> [Work item]
Wherever the string "this" appears in a line of the listing below, report that line.

> [Records to use]
○ ○ ○ ○ ○

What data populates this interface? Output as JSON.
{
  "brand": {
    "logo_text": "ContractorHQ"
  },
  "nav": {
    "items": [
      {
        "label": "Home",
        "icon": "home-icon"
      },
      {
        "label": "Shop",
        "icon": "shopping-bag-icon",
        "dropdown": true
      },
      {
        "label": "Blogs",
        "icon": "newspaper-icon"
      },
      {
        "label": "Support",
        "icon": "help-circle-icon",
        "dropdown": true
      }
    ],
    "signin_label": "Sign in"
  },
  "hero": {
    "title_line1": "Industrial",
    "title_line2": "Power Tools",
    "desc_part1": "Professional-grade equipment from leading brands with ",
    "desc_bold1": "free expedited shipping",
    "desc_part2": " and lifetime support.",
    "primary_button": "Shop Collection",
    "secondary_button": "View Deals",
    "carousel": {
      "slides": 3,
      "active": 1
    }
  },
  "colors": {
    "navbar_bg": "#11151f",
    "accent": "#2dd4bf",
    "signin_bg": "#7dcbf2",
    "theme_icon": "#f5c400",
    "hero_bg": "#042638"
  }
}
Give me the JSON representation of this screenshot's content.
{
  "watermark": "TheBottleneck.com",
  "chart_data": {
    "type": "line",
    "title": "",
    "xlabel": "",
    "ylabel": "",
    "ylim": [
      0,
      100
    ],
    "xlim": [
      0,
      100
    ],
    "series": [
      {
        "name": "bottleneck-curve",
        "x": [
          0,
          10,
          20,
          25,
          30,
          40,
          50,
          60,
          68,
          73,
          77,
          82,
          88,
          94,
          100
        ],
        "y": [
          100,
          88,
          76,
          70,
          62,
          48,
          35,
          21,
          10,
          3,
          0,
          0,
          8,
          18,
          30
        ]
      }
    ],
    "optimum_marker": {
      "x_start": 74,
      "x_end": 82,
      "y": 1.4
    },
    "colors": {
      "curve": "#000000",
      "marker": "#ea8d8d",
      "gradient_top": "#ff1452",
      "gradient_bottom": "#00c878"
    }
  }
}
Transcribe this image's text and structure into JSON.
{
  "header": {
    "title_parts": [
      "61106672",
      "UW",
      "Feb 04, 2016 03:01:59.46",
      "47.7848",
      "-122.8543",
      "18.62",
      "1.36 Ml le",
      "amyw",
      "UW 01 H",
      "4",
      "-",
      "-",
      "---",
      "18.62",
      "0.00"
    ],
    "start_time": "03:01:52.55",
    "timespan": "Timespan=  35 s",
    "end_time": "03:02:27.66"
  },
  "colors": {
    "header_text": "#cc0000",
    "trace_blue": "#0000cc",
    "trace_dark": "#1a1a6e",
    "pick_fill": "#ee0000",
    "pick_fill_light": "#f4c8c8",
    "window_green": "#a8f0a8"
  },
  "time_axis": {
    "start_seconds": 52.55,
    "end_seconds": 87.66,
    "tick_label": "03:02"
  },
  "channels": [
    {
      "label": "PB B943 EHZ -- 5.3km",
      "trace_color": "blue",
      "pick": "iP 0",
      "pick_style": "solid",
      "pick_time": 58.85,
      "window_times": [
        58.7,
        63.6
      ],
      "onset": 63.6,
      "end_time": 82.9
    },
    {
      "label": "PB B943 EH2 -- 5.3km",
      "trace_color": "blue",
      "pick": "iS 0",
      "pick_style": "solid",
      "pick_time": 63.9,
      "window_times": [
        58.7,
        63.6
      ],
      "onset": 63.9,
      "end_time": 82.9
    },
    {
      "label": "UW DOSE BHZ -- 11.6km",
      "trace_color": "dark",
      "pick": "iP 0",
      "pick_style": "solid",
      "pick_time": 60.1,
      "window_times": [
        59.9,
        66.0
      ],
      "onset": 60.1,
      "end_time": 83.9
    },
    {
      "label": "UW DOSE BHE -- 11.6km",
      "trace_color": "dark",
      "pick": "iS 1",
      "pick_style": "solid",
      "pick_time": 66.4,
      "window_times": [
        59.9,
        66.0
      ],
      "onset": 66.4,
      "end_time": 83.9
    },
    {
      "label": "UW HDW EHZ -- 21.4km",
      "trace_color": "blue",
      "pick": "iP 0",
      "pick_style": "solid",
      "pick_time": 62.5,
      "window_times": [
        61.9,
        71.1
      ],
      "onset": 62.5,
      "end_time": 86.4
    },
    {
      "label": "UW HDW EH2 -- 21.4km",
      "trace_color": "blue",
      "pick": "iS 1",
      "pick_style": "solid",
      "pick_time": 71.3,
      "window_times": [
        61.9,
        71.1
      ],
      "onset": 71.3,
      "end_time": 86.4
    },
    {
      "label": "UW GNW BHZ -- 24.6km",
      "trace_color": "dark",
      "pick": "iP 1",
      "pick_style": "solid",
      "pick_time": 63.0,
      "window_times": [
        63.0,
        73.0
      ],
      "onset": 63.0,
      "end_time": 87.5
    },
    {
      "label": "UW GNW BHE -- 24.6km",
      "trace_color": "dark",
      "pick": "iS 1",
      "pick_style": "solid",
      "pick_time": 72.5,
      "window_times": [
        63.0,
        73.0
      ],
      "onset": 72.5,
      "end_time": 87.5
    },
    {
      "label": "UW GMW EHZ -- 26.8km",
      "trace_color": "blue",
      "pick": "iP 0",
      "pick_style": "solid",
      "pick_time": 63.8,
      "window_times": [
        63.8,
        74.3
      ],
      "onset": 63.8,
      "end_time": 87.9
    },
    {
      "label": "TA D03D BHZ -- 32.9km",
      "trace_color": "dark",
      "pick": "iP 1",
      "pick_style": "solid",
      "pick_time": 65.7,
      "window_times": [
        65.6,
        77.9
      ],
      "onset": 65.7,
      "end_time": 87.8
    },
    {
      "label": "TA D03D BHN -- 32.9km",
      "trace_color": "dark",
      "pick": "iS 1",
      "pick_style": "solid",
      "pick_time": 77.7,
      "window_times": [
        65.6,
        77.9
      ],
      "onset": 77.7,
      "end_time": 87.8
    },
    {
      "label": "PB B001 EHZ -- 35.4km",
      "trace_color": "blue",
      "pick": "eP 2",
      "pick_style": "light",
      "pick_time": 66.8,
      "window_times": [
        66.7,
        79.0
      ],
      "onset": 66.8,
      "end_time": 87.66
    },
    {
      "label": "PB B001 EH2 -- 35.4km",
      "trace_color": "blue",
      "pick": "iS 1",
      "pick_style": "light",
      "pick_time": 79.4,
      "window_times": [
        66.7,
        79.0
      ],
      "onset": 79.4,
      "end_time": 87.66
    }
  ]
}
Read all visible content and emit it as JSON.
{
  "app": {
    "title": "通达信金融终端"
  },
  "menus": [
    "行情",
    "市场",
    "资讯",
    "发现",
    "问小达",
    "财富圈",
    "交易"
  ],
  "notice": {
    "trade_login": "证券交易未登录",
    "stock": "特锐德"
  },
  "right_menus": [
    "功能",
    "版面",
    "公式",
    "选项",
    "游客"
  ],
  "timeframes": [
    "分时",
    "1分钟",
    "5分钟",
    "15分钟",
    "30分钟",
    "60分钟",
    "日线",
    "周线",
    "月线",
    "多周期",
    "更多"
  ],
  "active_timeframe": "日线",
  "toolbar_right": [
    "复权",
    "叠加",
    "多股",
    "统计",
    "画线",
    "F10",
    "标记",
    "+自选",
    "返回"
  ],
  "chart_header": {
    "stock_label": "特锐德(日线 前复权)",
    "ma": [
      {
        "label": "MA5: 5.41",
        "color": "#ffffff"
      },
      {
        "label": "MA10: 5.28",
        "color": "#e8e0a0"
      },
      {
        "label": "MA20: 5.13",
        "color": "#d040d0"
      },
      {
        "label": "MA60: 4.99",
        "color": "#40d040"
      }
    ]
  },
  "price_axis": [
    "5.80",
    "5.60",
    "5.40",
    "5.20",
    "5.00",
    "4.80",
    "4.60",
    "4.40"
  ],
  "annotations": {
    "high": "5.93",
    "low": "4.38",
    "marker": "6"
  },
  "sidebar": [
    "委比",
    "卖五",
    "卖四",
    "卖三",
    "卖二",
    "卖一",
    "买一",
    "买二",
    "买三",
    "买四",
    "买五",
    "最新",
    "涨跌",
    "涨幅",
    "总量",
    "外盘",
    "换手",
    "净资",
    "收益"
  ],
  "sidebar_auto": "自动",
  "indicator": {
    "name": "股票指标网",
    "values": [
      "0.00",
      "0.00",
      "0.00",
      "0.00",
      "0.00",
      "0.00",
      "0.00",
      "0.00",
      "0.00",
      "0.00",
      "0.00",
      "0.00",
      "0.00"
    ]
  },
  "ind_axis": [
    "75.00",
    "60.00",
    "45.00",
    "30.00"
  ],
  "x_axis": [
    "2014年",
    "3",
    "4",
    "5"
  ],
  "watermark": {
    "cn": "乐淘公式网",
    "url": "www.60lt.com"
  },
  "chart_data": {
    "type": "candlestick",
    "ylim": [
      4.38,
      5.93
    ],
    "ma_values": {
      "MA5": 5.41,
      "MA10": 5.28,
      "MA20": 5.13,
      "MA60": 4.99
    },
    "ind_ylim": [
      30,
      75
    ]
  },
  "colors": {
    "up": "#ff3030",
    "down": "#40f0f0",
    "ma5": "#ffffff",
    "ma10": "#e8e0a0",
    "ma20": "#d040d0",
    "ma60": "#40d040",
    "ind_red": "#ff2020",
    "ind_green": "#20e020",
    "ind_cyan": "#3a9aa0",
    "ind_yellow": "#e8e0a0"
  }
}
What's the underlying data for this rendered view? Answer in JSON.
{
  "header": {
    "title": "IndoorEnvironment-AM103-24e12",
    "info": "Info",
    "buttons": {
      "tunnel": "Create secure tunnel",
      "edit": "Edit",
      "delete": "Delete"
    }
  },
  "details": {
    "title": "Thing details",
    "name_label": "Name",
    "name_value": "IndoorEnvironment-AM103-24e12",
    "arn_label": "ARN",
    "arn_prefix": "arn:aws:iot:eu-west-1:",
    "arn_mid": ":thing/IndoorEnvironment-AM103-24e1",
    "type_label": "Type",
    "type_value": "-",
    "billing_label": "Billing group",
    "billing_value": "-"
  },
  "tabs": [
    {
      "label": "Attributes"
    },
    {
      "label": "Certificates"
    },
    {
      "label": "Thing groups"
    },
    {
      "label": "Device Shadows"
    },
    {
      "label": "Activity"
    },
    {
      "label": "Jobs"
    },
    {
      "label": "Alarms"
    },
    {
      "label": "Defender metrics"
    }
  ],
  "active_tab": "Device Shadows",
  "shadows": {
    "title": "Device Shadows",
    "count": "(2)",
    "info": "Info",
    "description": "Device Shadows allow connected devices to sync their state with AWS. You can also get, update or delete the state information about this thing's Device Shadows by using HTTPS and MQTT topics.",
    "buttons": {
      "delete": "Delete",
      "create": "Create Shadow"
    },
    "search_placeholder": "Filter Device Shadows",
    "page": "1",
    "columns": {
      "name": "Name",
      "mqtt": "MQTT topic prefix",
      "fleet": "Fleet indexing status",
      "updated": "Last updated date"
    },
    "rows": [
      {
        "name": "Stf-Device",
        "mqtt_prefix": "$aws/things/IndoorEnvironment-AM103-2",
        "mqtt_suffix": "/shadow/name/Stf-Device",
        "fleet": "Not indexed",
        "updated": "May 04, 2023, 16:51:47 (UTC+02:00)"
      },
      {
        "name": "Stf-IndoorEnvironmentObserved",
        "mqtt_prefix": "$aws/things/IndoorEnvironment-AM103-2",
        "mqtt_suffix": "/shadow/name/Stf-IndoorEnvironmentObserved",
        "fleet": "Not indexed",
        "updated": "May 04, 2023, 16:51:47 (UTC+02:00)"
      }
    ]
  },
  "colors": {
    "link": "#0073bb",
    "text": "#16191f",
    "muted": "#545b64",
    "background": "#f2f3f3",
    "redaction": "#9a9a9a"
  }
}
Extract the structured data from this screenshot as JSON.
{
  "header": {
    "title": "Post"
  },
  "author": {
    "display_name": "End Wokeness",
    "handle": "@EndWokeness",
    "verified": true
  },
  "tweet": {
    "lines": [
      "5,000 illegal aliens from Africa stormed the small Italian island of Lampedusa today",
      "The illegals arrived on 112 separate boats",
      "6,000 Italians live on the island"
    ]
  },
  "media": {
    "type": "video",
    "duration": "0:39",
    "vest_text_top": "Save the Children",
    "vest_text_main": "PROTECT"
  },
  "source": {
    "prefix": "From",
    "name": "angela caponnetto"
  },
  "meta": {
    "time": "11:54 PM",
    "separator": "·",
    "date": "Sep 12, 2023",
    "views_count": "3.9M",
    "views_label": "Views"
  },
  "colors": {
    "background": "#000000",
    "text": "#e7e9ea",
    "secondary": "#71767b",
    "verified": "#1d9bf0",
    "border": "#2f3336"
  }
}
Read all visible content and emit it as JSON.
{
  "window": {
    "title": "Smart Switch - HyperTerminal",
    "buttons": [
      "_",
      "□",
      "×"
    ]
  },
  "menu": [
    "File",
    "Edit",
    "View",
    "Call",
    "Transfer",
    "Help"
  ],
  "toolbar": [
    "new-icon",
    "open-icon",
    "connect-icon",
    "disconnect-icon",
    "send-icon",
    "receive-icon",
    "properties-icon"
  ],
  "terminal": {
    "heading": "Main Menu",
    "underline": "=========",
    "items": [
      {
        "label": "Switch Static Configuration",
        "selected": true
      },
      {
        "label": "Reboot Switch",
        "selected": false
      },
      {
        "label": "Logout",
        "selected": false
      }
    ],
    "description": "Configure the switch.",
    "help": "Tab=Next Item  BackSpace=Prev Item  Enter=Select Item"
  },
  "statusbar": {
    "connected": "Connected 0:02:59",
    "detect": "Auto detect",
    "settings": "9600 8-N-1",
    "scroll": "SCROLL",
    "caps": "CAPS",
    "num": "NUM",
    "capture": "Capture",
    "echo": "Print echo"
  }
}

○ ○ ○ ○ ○

> [Answer section]
What data populates this interface? Output as JSON.
Give me the JSON representation of this screenshot's content.
Transcribe this image's text and structure into JSON.
What's the underlying data for this rendered view? Answer in JSON.
    "description": "Device Shadows allow connected devices to sync their state with AWS. You can also get, update or delete the state information about this thing's Device Shadows by using HTTPS and MQTT topics.",
Extract the structured data from this screenshot as JSON.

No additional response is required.